And if you adult children that means you don't need your big house. Sell it and move into a co-op or condo.

November 21 2012 at 8:03 PM Report abuse rate up rate down Reply
1 reply to Pierre's comment
vlady1000

But you may have medical bills that may be as much as a 3% mortgage was. And in some states the property tax is now as much as the mortgage payment, so paying off a 3% home loan is not really that much saved overall.

November 21 2012 at 11:40 PM Report abuse +1 rate up rate down Reply
awpaguy

How long do people think our broke government can keep covering all these bankrupt pension programs? Generally when a company is forced into bankruptcy you will find union activity behind the problems. As most people can see, over the years, union demands and greed has resulted in companies going out of business or moving their operation to a non-union location , or overseas. Just wait for all the pension money becomes due to pay off all the unionized government workers, at all levels, from local to state to federal. And people actually have to wonder why this country is in such a screwed up financial mess?

November 21 2012 at 2:46 PM Report abuse +1 rate up rate down Reply
1 reply to awpaguy's comment
yurday6

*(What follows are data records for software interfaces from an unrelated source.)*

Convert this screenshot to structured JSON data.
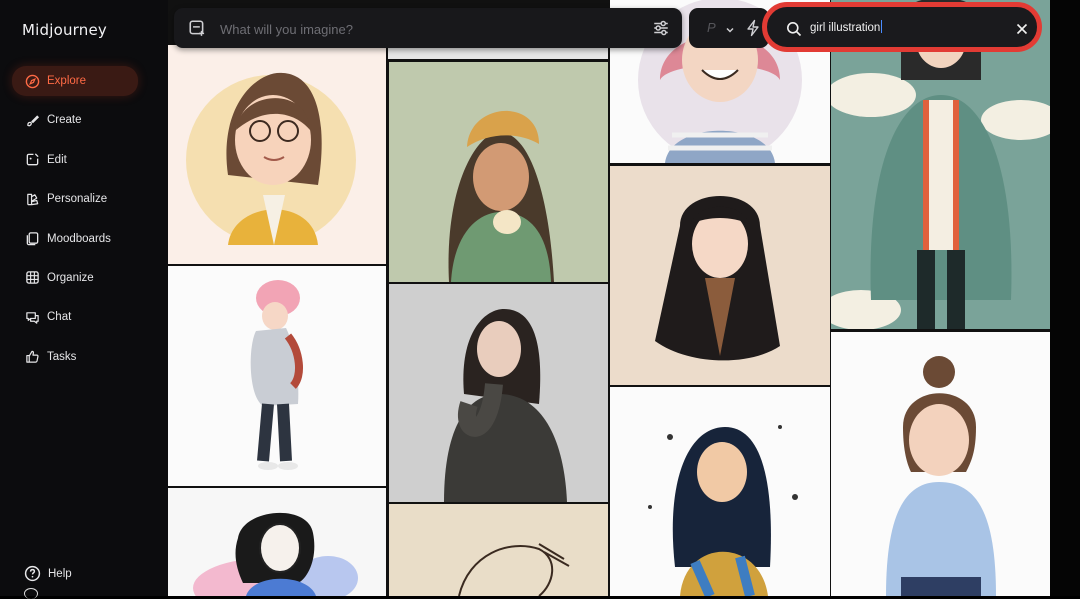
{
  "app": {
    "title": "Midjourney"
  },
  "sidebar": {
    "items": [
      {
        "label": "Explore",
        "icon": "compass-icon",
        "active": true
      },
      {
        "label": "Create",
        "icon": "brush-icon",
        "active": false
      },
      {
        "label": "Edit",
        "icon": "edit-image-icon",
        "active": false
      },
      {
        "label": "Personalize",
        "icon": "palette-icon",
        "active": false
      },
      {
        "label": "Moodboards",
        "icon": "moodboard-icon",
        "active": false
      },
      {
        "label": "Organize",
        "icon": "grid-icon",
        "active": false
      },
      {
        "label": "Chat",
        "icon": "chat-icon",
        "active": false
      },
      {
        "label": "Tasks",
        "icon": "thumbs-up-icon",
        "active": false
      }
    ],
    "help_label": "Help"
  },
  "prompt": {
    "placeholder": "What will you imagine?",
    "value": ""
  },
  "mode": {
    "label": "P"
  },
  "search": {
    "value": "girl illustration"
  },
  "colors": {
    "accent": "#ff6a45",
    "highlight_ring": "#e23b34",
    "sidebar_bg": "#0c0c0e"
  },
  "gallery": {
    "tiles": [
      {
        "subject": "girl with glasses and bob haircut, yellow cardigan"
      },
      {
        "subject": "girl in yellow beanie holding bread, green sweater"
      },
      {
        "subject": "smiling girl in striped shirt"
      },
      {
        "subject": "girl in green jacket with red trim, clouds background"
      },
      {
        "subject": "girl with pink hair in grey hoodie"
      },
      {
        "subject": "girl sitting in black sweater, photo style"
      },
      {
        "subject": "girl with long black hair on beige background"
      },
      {
        "subject": "girl with messy bun in blue sweater"
      },
      {
        "subject": "girl with dark hair, sketch style"
      },
      {
        "subject": "line sketch drawing"
      },
      {
        "subject": "watercolor girl with splatter"
      }
    ]
  }
}
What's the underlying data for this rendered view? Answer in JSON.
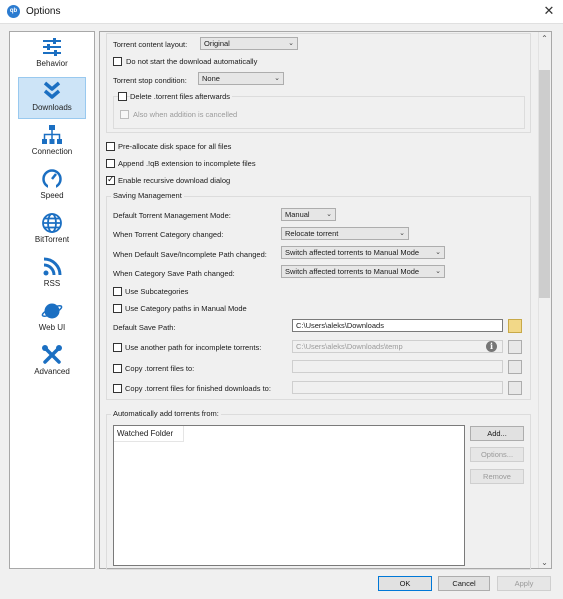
{
  "window": {
    "title": "Options",
    "app_icon_text": "qb",
    "close_glyph": "✕"
  },
  "sidebar": {
    "items": [
      {
        "label": "Behavior",
        "icon": "sliders-icon"
      },
      {
        "label": "Downloads",
        "icon": "double-chevron-down-icon",
        "active": true
      },
      {
        "label": "Connection",
        "icon": "network-icon"
      },
      {
        "label": "Speed",
        "icon": "speedometer-icon"
      },
      {
        "label": "BitTorrent",
        "icon": "globe-icon"
      },
      {
        "label": "RSS",
        "icon": "rss-icon"
      },
      {
        "label": "Web UI",
        "icon": "planet-icon"
      },
      {
        "label": "Advanced",
        "icon": "tools-icon"
      }
    ]
  },
  "torrent_options": {
    "content_layout_label": "Torrent content layout:",
    "content_layout_value": "Original",
    "dont_start_label": "Do not start the download automatically",
    "stop_condition_label": "Torrent stop condition:",
    "stop_condition_value": "None",
    "delete_torrent_label": "Delete .torrent files afterwards",
    "also_when_cancelled_label": "Also when addition is cancelled"
  },
  "general_checks": {
    "preallocate_label": "Pre-allocate disk space for all files",
    "append_ext_label": "Append .!qB extension to incomplete files",
    "recursive_dialog_label": "Enable recursive download dialog"
  },
  "saving": {
    "group_title": "Saving Management",
    "mode_label": "Default Torrent Management Mode:",
    "mode_value": "Manual",
    "category_changed_label": "When Torrent Category changed:",
    "category_changed_value": "Relocate torrent",
    "default_path_changed_label": "When Default Save/Incomplete Path changed:",
    "default_path_changed_value": "Switch affected torrents to Manual Mode",
    "category_path_changed_label": "When Category Save Path changed:",
    "category_path_changed_value": "Switch affected torrents to Manual Mode",
    "use_subcategories_label": "Use Subcategories",
    "use_category_paths_label": "Use Category paths in Manual Mode",
    "default_save_path_label": "Default Save Path:",
    "default_save_path_value": "C:\\Users\\aleks\\Downloads",
    "incomplete_path_label": "Use another path for incomplete torrents:",
    "incomplete_path_value": "C:\\Users\\aleks\\Downloads\\temp",
    "copy_torrent_label": "Copy .torrent files to:",
    "copy_finished_label": "Copy .torrent files for finished downloads to:",
    "info_glyph": "i"
  },
  "auto_add": {
    "group_title": "Automatically add torrents from:",
    "column_header": "Watched Folder",
    "add_button": "Add...",
    "options_button": "Options...",
    "remove_button": "Remove"
  },
  "footer": {
    "ok": "OK",
    "cancel": "Cancel",
    "apply": "Apply"
  }
}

You are absolutely right. Then they will go after the small business owner who made less money than the government workers and worked harder with no benefits and who are just relying on saving something from thier businesses.

November 22 2012 at 4:10 PM Report abuse rate up rate down Reply
pension7ed

Author got the age 45 amount right - and wrong. If a person started to get their pension at age 45 it would be limited to ~$13,000. But if he/she had earned a $55,000 a year pension starting at age 65, that amount would be fully guaranteed.

Eddie the Actuary

November 21 2012 at 11:23 AM Report abuse rate up rate down Reply
dterraman

government will end up taking it all!

November 21 2012 at 10:39 AM Report abuse rate up rate down Reply